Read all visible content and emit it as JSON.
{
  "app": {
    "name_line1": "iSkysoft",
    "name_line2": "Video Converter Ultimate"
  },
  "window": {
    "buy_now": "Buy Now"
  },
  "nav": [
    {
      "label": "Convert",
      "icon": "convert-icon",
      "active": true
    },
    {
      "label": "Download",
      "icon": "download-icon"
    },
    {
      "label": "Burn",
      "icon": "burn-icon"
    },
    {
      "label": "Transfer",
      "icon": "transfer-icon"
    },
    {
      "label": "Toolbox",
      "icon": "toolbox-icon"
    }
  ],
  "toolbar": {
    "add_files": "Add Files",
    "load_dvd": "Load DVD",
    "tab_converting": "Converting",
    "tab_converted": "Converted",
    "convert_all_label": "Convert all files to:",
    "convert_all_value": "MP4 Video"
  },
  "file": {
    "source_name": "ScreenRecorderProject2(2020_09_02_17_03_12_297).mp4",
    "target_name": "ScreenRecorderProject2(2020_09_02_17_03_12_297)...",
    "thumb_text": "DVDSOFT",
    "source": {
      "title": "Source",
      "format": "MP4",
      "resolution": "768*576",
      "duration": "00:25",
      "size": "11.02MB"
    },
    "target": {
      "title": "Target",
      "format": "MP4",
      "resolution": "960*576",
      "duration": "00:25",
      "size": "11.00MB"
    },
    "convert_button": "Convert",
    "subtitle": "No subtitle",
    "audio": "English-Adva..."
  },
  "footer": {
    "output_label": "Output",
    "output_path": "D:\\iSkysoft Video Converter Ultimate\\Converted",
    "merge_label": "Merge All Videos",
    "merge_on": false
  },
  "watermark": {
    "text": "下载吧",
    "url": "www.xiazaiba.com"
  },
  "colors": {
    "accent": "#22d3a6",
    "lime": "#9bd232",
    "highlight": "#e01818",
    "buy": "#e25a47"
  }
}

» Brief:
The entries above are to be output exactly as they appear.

» Task response:
Read all visible content and emit it as JSON.
{
  "app": {
    "name_line1": "iSkysoft",
    "name_line2": "Video Converter Ultimate"
  },
  "window": {
    "buy_now": "Buy Now"
  },
  "nav": [
    {
      "label": "Convert",
      "icon": "convert-icon",
      "active": true
    },
    {
      "label": "Download",
      "icon": "download-icon"
    },
    {
      "label": "Burn",
      "icon": "burn-icon"
    },
    {
      "label": "Transfer",
      "icon": "transfer-icon"
    },
    {
      "label": "Toolbox",
      "icon": "toolbox-icon"
    }
  ],
  "toolbar": {
    "add_files": "Add Files",
    "load_dvd": "Load DVD",
    "tab_converting": "Converting",
    "tab_converted": "Converted",
    "convert_all_label": "Convert all files to:",
    "convert_all_value": "MP4 Video"
  },
  "file": {
    "source_name": "ScreenRecorderProject2(2020_09_02_17_03_12_297).mp4",
    "target_name": "ScreenRecorderProject2(2020_09_02_17_03_12_297)...",
    "thumb_text": "DVDSOFT",
    "source": {
      "title": "Source",
      "format": "MP4",
      "resolution": "768*576",
      "duration": "00:25",
      "size": "11.02MB"
    },
    "target": {
      "title": "Target",
      "format": "MP4",
      "resolution": "960*576",
      "duration": "00:25",
      "size": "11.00MB"
    },
    "convert_button": "Convert",
    "subtitle": "No subtitle",
    "audio": "English-Adva..."
  },
  "footer": {
    "output_label": "Output",
    "output_path": "D:\\iSkysoft Video Converter Ultimate\\Converted",
    "merge_label": "Merge All Videos",
    "merge_on": false
  },
  "watermark": {
    "text": "下载吧",
    "url": "www.xiazaiba.com"
  },
  "colors": {
    "accent": "#22d3a6",
    "lime": "#9bd232",
    "highlight": "#e01818",
    "buy": "#e25a47"
  }
}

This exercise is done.